The Belarusian tested positive for metenolone, an anabolic agent, before and after the shot-put competition. Clearly, despite warnings of the most extensive anti-doping programme in Olympic history, she was prepared to take the risk. Yielding to temptation has cost her not only the gold medal but the possibility of a two-year ban from the sport when track and field's governing body, the IAAF, considers her case.
Ostapchuk was the eighth competitor to test positive for a banned substance at the London Games but the first to be stripped of a medal. According to the International Olympic Committee president, Jacques Rogge, that figure "is a sign that the system works". But in Ostapchuk's case, it is apparent that it could have worked better. It is odd that, according to Belarus team officials, tests on her in Belarus on July 25, July 26 and August 1 proved negative. The sudden rapid improvement in her performance at that time should have been the trigger for particular attention and especially stringent testing.
As Kiwi athlete Nick Willis has pointed out, it seems even more odd that Ostapchuk should have been able to compete at all given that both the "A" and back-up "B" samples from tests on August 5, the day before her Olympic competition, came back positive. In such a case, it might be expected that some action would be taken which would have meant she would be allowed take her place in the shot put only if she proved to be clean. As it happened, the test for steroids immediately after the competition proved equally conclusive, both the "A" and "B" tests proving positive. But that followed a competition during which Ostapchuk's unfair advantage immediately gave her a psychologically devastating upper hand over her rivals.
This denied Valerie Adams not only victory but the accompanying plaudits, celebration and moment of glory she so richly deserved. She was unable to stand on the gold medal podium before a crowd of 80,000 and listen to the New Zealand anthem being played in her honour. Instead, she had to attempt to explain how things could have gone so wrong.

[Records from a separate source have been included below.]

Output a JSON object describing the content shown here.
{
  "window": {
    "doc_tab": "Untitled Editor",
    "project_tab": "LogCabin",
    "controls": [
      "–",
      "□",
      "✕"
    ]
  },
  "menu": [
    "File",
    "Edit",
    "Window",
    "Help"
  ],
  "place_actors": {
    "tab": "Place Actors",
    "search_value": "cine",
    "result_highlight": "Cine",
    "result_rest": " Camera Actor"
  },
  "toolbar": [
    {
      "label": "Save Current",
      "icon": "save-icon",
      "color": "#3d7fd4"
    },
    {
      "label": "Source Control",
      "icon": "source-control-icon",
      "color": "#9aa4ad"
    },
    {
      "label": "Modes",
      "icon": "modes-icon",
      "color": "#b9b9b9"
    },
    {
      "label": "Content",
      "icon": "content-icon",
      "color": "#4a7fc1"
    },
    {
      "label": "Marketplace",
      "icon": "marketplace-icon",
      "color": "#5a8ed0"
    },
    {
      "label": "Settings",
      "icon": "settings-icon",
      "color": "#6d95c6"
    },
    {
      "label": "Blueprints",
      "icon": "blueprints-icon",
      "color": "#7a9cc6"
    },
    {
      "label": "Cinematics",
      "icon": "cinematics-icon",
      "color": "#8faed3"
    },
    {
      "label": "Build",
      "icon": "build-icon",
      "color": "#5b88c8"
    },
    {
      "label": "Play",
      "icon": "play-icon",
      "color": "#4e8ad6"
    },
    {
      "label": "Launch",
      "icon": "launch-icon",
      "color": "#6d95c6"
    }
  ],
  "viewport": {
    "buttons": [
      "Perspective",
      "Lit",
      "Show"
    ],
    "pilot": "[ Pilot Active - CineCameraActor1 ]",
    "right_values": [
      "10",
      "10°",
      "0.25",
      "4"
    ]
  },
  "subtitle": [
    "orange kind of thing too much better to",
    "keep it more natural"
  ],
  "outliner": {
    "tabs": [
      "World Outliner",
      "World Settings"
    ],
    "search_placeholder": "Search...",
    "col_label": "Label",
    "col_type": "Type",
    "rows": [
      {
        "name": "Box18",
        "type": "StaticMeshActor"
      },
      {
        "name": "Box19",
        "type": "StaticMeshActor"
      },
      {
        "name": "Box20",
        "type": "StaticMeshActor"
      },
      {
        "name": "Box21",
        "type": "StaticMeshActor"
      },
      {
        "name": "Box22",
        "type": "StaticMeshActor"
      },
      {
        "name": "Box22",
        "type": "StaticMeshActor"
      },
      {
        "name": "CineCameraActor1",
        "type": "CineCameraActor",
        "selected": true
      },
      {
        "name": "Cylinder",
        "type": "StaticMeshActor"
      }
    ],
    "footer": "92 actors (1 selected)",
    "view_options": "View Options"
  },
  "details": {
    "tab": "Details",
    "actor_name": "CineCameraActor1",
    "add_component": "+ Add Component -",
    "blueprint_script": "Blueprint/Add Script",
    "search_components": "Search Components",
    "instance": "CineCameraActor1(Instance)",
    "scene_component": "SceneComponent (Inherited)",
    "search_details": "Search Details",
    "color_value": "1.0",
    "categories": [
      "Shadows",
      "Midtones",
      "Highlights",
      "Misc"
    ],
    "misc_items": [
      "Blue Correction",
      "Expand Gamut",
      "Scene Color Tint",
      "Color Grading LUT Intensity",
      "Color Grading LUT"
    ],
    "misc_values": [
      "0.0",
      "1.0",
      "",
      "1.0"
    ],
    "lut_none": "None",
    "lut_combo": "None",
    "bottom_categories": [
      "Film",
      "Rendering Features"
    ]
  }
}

Her coach, Jean-Pierre Egger, struck the right note by saying he "would prefer to remain silent". He could only hope that the anti-doping system would work as officials insisted it would and that a drug cheat would be caught.
It has been quite an Olympics for Adams. Her campaign was also clouded by an administrative error that left her name off the official start list. Only an 11th-hour intervention by the NZOC and the IAAF enabled her to compete. Her performance in the shot put was below the high standard that she would have set herself. Even so, she finished comfortably ahead of Russia's Evgeniia Kolodko, who has now been promoted to second.
Ostapchuk's disgrace means Adams' gold medal was won as convincingly as that of Eric Murray and Hamish Bond. She is a true champion.